I read with chagrin and some amusement the article regarding the Amtrak Empire Builder and freight hauling [“Freight trains force repeated delays on popular Amtrak route,” News, Dec. 24].
As someone who has tried to schedule a train trip between Seattle and Vancouver, B.C., only to be told, “No trains will run today, but we will schedule a bus,” the disappointment is palpable. So much for the romance of the rails.
As long as Amtrak has to run on rail lines owned and operated by commercial railroads, it will likely always be treated as a poor relation. Clearly the railroads run the show; freight trains were able to go between Seattle and Vancouver the day I called. The inner tracks dedicated to Amtrak were closed by mudslides.

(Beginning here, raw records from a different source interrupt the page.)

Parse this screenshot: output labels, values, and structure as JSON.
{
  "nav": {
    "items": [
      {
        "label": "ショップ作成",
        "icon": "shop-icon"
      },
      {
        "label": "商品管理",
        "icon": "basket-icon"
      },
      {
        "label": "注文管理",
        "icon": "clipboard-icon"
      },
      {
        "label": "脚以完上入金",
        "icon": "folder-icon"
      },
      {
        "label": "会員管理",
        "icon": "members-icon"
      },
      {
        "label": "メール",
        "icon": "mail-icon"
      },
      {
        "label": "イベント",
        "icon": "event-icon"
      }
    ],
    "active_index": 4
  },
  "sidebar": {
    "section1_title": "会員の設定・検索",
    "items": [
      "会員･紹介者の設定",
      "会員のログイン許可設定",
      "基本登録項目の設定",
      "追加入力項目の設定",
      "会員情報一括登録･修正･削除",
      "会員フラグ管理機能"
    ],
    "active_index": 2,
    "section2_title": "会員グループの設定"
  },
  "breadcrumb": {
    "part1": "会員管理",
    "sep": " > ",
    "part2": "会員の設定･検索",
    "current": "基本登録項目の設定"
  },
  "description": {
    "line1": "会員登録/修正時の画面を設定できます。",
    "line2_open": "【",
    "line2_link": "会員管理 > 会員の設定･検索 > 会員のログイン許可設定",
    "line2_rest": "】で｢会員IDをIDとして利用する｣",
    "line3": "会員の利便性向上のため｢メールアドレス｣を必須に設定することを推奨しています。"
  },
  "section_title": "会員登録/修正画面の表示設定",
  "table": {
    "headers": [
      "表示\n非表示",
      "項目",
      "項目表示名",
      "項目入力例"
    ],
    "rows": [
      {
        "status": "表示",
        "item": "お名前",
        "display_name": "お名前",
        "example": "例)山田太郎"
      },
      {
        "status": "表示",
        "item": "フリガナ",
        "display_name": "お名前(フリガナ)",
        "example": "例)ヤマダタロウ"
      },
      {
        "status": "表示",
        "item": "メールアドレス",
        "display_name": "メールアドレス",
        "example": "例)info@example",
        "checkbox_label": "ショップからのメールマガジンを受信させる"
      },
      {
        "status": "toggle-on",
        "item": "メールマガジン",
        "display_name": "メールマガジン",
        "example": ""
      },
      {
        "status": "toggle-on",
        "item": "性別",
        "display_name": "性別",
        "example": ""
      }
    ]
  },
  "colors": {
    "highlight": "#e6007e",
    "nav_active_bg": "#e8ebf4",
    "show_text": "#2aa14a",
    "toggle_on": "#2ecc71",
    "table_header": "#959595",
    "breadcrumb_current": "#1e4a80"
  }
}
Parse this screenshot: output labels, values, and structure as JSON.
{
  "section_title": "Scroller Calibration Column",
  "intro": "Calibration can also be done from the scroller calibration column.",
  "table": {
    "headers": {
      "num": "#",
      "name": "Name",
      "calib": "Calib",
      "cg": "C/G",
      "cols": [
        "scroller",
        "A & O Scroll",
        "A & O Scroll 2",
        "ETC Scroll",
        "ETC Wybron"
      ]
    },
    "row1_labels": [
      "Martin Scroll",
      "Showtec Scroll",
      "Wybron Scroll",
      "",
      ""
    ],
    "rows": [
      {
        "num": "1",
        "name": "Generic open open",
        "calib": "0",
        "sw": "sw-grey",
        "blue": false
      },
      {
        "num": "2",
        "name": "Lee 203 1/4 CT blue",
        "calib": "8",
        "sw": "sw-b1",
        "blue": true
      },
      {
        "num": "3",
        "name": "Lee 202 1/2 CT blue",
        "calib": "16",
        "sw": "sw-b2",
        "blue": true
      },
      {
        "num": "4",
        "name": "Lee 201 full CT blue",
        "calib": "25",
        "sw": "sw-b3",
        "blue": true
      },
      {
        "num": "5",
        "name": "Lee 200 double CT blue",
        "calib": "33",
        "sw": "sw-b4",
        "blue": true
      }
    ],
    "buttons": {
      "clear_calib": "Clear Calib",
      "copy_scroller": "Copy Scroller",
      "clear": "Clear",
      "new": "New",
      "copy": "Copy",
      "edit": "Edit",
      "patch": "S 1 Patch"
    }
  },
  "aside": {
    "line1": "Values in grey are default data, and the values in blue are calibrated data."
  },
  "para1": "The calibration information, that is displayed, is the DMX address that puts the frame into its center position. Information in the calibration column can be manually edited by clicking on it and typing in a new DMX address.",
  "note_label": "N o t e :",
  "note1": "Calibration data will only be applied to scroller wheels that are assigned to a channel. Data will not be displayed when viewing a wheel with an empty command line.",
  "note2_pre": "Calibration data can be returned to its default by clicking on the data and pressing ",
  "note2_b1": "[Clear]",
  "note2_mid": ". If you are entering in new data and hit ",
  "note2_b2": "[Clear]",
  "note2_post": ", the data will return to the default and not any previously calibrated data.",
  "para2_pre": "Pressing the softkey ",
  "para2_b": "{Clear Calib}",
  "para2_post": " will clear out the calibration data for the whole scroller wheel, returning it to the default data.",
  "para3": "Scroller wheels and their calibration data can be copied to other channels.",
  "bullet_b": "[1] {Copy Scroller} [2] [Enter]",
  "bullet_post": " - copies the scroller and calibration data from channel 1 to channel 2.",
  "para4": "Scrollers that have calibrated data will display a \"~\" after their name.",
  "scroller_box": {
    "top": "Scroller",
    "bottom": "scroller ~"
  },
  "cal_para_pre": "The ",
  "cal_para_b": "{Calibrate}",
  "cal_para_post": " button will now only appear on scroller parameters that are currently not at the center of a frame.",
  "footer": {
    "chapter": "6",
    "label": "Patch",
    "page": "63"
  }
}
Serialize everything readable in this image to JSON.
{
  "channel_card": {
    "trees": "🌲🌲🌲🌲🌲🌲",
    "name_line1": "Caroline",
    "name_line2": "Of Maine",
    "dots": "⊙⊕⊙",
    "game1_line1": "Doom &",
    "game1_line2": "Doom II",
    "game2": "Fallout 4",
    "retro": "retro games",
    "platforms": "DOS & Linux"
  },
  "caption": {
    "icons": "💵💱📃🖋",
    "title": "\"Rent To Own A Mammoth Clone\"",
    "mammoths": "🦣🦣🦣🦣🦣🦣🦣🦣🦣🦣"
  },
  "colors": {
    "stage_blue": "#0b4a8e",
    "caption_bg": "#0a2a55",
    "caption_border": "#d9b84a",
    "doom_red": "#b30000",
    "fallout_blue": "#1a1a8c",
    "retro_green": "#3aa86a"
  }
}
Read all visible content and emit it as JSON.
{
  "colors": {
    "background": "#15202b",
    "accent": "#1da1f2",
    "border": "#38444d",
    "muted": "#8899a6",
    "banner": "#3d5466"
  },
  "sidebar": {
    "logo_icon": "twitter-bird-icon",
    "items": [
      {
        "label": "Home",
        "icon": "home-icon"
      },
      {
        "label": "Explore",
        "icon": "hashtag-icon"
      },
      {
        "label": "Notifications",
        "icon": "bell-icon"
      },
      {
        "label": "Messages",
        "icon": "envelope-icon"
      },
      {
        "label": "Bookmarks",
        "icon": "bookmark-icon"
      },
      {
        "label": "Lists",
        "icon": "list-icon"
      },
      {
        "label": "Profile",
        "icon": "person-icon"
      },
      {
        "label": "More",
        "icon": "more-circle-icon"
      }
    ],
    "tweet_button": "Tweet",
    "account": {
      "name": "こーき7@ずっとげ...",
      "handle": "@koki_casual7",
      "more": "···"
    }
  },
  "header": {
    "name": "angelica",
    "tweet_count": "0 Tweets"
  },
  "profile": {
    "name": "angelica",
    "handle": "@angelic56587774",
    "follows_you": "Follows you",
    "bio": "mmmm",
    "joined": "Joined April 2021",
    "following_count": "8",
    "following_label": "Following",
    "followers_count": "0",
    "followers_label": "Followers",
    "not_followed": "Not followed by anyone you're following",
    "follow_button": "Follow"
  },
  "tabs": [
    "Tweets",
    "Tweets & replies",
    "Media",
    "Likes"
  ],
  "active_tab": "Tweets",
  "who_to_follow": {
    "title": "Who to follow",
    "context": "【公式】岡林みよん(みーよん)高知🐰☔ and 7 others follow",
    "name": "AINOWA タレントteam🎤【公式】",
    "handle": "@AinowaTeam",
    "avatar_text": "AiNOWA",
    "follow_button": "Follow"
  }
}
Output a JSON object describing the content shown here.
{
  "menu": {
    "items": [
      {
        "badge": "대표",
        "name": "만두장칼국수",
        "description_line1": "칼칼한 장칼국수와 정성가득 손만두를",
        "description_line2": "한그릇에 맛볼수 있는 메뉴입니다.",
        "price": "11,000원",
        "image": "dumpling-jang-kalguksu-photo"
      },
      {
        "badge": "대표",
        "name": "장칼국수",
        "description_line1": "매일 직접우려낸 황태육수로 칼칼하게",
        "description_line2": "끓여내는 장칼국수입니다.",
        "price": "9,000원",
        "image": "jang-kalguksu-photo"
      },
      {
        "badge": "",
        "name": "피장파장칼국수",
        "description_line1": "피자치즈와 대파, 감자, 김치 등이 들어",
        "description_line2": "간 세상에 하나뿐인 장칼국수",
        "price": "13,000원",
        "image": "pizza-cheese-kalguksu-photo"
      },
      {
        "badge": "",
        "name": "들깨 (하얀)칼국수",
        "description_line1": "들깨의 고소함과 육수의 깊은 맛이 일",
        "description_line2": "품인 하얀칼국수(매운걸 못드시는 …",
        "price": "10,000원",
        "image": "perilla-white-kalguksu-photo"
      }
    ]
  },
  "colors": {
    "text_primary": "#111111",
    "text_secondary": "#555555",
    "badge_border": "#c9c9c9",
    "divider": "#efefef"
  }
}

Certainly the great distances in this country make other travel options more attractive. Who wants to spend two days on a train, when a jet can get them there in four hours? Yet there should be a place for a well-run passenger-train system more like the European model. Unless Amtrak is given more resources, or the powers of the commercial railroads are reduced, long-distance rail travel will only continue to falter.
Jed Marshall, Edmonds